I should have linked to Matt Milliner's excellent review of blogging before today, but I guess my mind was too caught up in thinking about my own blog and where it is going. In any event, this past weekend, I passed 70,000 page views and the week before I made my 600th post. I still use both numbers to gage the relevance and vitality of my blog, although I'll conceded Matt's point that page views probably only reflects a portion of my overall visits; some of my visitors may prefer to read my blog on RSS Readers which do not appear as page visits. I suspect my hit count remains a fairly accurate gage of my blog's visibility, if only because the number of page views continues to increase with each passing week. I have about 300 comments so far and they might be a better measure of how my readers engage with my blog.
These are some random thoughts that came to my mind thinking about my blog this past weekend after reading Matt's post:
One area where I have been struggling is the link between my blog and the wider world of the social media. I Twitter regularly and use Facebook, but I almost never post a link to this blog to those forums. On the other hand, I regularly post links to the Teaching Thursday blog, which I moderate for the Office of Instructional Development at UND. I tweet the weekly posts on this blog (which makes them appear as Facebook status updates) and direct the tweets to a few other serious campus tweeters. Since I've begun this practice, I've had a pretty steady flow of hits from Facebook and Twitter. So, it seems clear that "social network integration" does increase a blog's visibility and attract readers.
Matt Milliner, however, rightly points out that there appears to be a real divergence in function between the world of Twitter (follow me!) and Facebook and the world of blogging. If many of the earliest bloggers used the platform to make public their inner selves, blogging's move to the mainstream has pushed all but the most sophisticated solipsistic bloggers to the margins (a few persist on the Technorati Top 100, but fewer and fewer). In their place has emerged the professional blogger who focus beyond themselves onto the world of politics, technology, celebrity gossip, or the development of a particular product (e.g. #1 The Huffington Post, #2 TechCrunch, #6 Gawker, #16 The Official Google Blog, et c.). This list, of course, does not even consider the numerous non-bloggish sites that use the same technology as bloggers, Wordpress or Typepad to manage a flow of rapidly updating content.

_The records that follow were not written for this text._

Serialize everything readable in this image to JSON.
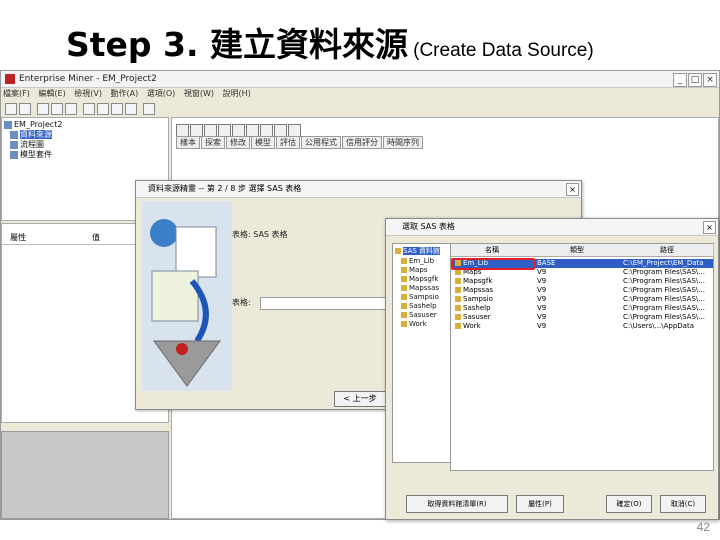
{
  "slide": {
    "title_main": "Step 3. 建立資料來源",
    "title_sub": "(Create Data Source)",
    "page_number": "42"
  },
  "window": {
    "title": "Enterprise Miner - EM_Project2",
    "menu": [
      "檔案(F)",
      "編輯(E)",
      "檢視(V)",
      "動作(A)",
      "選項(O)",
      "視窗(W)",
      "說明(H)"
    ],
    "controls": {
      "minimize": "_",
      "maximize": "□",
      "close": "×"
    }
  },
  "project_tree": {
    "items": [
      {
        "label": "EM_Project2",
        "selected": false
      },
      {
        "label": "資料來源",
        "selected": true
      },
      {
        "label": "流程圖",
        "selected": false
      },
      {
        "label": "模型套件",
        "selected": false
      }
    ]
  },
  "properties": {
    "col_property": "屬性",
    "col_value": "值"
  },
  "diagram_tabs": [
    "樣本",
    "探索",
    "修改",
    "模型",
    "評估",
    "公用程式",
    "信用評分",
    "時間序列"
  ],
  "wizard": {
    "title": "資料來源精靈 -- 第 2 / 8 步 選擇 SAS 表格",
    "field_table": "表格: SAS 表格",
    "field_name": "表格:",
    "back_button": "< 上一步"
  },
  "chooser": {
    "title": "選取 SAS 表格",
    "library_root": "SAS 資料館",
    "libraries": [
      {
        "name": "Em_Lib",
        "selected": false
      },
      {
        "name": "Maps",
        "selected": false
      },
      {
        "name": "Mapsgfk",
        "selected": false
      },
      {
        "name": "Mapssas",
        "selected": false
      },
      {
        "name": "Sampsio",
        "selected": false
      },
      {
        "name": "Sashelp",
        "selected": false
      },
      {
        "name": "Sasuser",
        "selected": false
      },
      {
        "name": "Work",
        "selected": false
      }
    ],
    "columns": [
      "名稱",
      "類型",
      "路徑"
    ],
    "rows": [
      {
        "name": "Em_Lib",
        "type": "BASE",
        "path": "C:\\EM_Project\\EM_Data",
        "selected": true
      },
      {
        "name": "Maps",
        "type": "V9",
        "path": "C:\\Program Files\\SAS\\...",
        "selected": false
      },
      {
        "name": "Mapsgfk",
        "type": "V9",
        "path": "C:\\Program Files\\SAS\\...",
        "selected": false
      },
      {
        "name": "Mapssas",
        "type": "V9",
        "path": "C:\\Program Files\\SAS\\...",
        "selected": false
      },
      {
        "name": "Sampsio",
        "type": "V9",
        "path": "C:\\Program Files\\SAS\\...",
        "selected": false
      },
      {
        "name": "Sashelp",
        "type": "V9",
        "path": "C:\\Program Files\\SAS\\...",
        "selected": false
      },
      {
        "name": "Sasuser",
        "type": "V9",
        "path": "C:\\Program Files\\SAS\\...",
        "selected": false
      },
      {
        "name": "Work",
        "type": "V9",
        "path": "C:\\Users\\...\\AppData",
        "selected": false
      }
    ],
    "buttons": {
      "refresh": "取得資料館清單(R)",
      "properties": "屬性(P)",
      "ok": "確定(O)",
      "cancel": "取消(C)"
    }
  }
}
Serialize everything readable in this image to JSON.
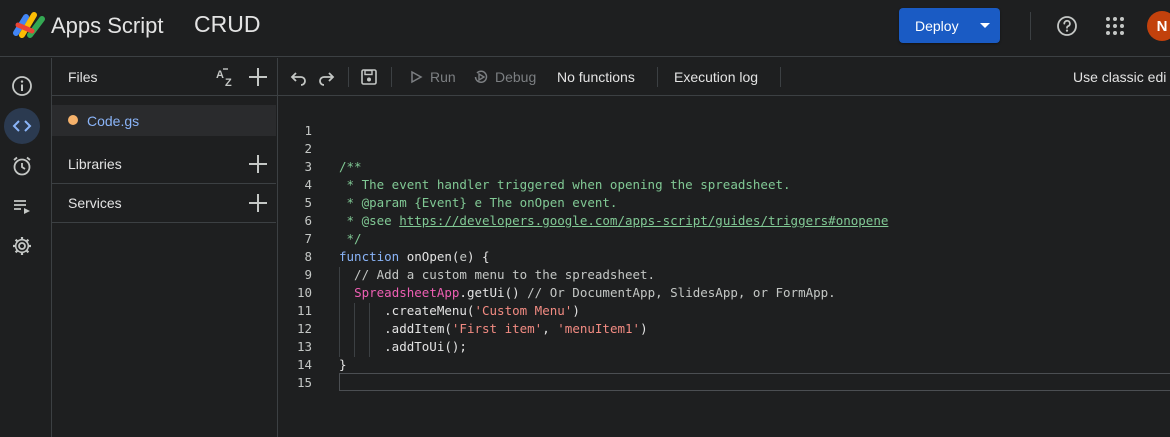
{
  "header": {
    "app_name": "Apps Script",
    "project_name": "CRUD",
    "deploy_label": "Deploy",
    "avatar_initial": "N"
  },
  "rail": {
    "icons": [
      "info-icon",
      "code-icon",
      "alarm-clock-icon",
      "executions-icon",
      "settings-icon"
    ],
    "active": "code-icon"
  },
  "files_panel": {
    "title": "Files",
    "files": [
      {
        "name": "Code.gs",
        "dot_color": "#f6b26b"
      }
    ],
    "sections": [
      "Libraries",
      "Services"
    ]
  },
  "toolbar": {
    "run_label": "Run",
    "debug_label": "Debug",
    "function_select": "No functions",
    "execution_log_label": "Execution log",
    "classic_editor_label": "Use classic edi"
  },
  "editor": {
    "line_numbers": [
      "1",
      "2",
      "3",
      "4",
      "5",
      "6",
      "7",
      "8",
      "9",
      "10",
      "11",
      "12",
      "13",
      "14",
      "15"
    ],
    "lines": [
      "",
      "",
      "/**",
      " * The event handler triggered when opening the spreadsheet.",
      " * @param {Event} e The onOpen event.",
      " * @see https://developers.google.com/apps-script/guides/triggers#onopene",
      " */",
      "function onOpen(e) {",
      "  // Add a custom menu to the spreadsheet.",
      "  SpreadsheetApp.getUi() // Or DocumentApp, SlidesApp, or FormApp.",
      "      .createMenu('Custom Menu')",
      "      .addItem('First item', 'menuItem1')",
      "      .addToUi();",
      "}",
      ""
    ]
  },
  "colors": {
    "accent": "#1a5bc4",
    "comment": "#81c995",
    "keyword": "#8ab4f8",
    "class": "#ee5fb3",
    "string": "#f28b82"
  }
}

In keeping with these trends, I think that my blog has become less overtly personal and more of a window into my professional world (although to the chagrin of my wife, I refuse to put up firm barriers between my professional self and my essential self. I am what I do.) As Matt points out, "blogging is about writing well or at least learning to write better". Since my career depends in large part on my ability to write, this blog has become increasingly an extension of the professionalized aspects of myself. I am fairly sure that my writing has improved some because of my blogging habit. Even if I don't write better, I certainly write quicker which leaves more time for revision.
During my time managing Teaching Thursday, I've found that the most common response from my colleagues to my invitation to blog is that they do not feel confident writing quickly for a public audience. I usually press that this as much like a conversation as an academic paper. It's a lunchtime chat among scholars or the informed discussion of conference participants after the panel has concluded. By attempting to start this kind of conversation, blogging represents an attempt to extend and influence the center. I know that I have a romantic idea of the center as the place where real ideas are exchanged daily because the community of like-minded (or at least similarly minded individuals) has reached a certain critical mass. This exchange of ideas makes the center a place of soft power. The circulation of ideas and network of professional collegial relationships gives the center an undeniable influence over academic disciplines and academia in general. This is not to suggest that the center has a kind of real or hard power influence. I think, all cynicism aside, that the practices of anonymous peer review mitigates any real control over the most obvious manifestations of the academic discourse. It's all about the soft power that the center exerts. To put this in perspective: I am the only trained, historian of the ancient Mediterranean in the state of North Dakota.
My goal with this blog is not to necessary infiltrate the center, but to exert a gentle influence, to broaden it gently by attempting to engage it from afar. This hope represents my feeling of geographic isolation out here at the edge of the known world in North Dakota as well as my professional sense of isolation as a teaching professor at a school that hardly ranks among the elite research universities. My blog represents an antidote to my own marginal position in the field, and any modest success allows me to at least imagine that the margins of the field and the profession can exert an influence on the center. Nothing brings we more pleasure than to present my ongoing research and speculative musing. By putting ideas, half-baked or otherwise, out into circulation, I hope that I stimulate other people to think along similar lines or to see productive opportunities that I may have overlooked.
Finally, it is the discipline of blogging that I have grown to cherish more than anything. The idea of writing each day -- even for just a half an hour -- in energizing. The requirement of finding enough time to think up something to write pushes me to find at least a moment to think (perhaps carefully) about something each day.